(Web page and app entries)
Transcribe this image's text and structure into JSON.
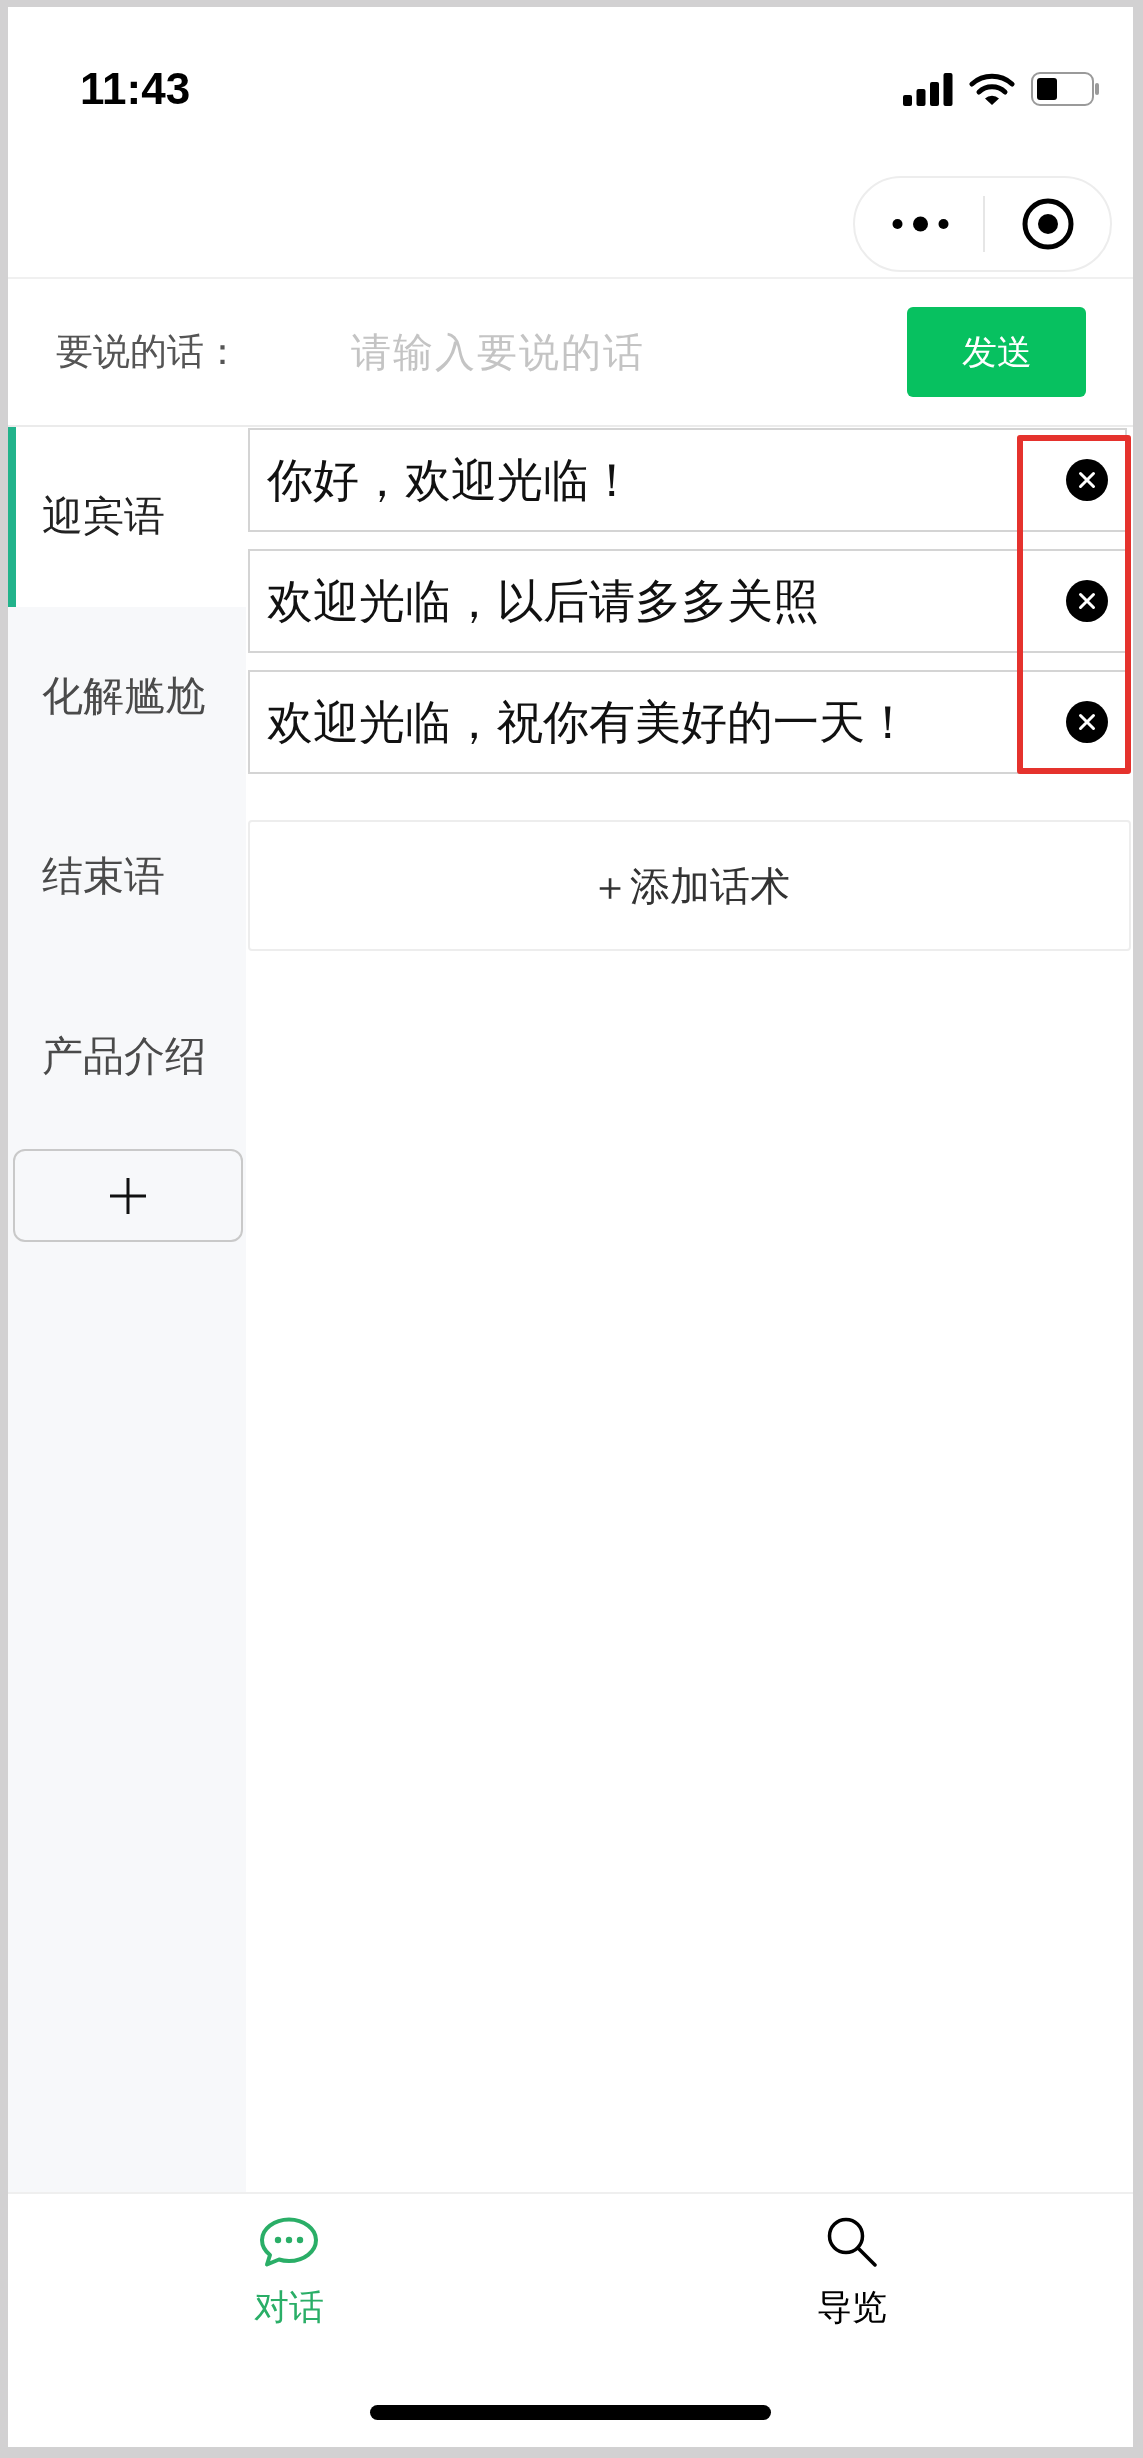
{
  "status_bar": {
    "time": "11:43"
  },
  "composer": {
    "label": "要说的话：",
    "placeholder": "请输入要说的话",
    "send_button": "发送"
  },
  "categories": [
    {
      "label": "迎宾语",
      "selected": true
    },
    {
      "label": "化解尴尬",
      "selected": false
    },
    {
      "label": "结束语",
      "selected": false
    },
    {
      "label": "产品介绍",
      "selected": false
    }
  ],
  "phrases": {
    "delete_buttons_highlighted": true,
    "items": [
      {
        "text": "你好，欢迎光临！"
      },
      {
        "text": "欢迎光临，以后请多多关照"
      },
      {
        "text": "欢迎光临，祝你有美好的一天！"
      }
    ]
  },
  "add_phrase_button": "＋添加话术",
  "tab_bar": [
    {
      "label": "对话",
      "selected": true
    },
    {
      "label": "导览",
      "selected": false
    }
  ]
}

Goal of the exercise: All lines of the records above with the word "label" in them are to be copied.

Answer area:
    "label": "要说的话：",
      "label": "迎宾语",
      "label": "化解尴尬",
      "label": "结束语",
      "label": "产品介绍",
      "label": "对话",
      "label": "导览",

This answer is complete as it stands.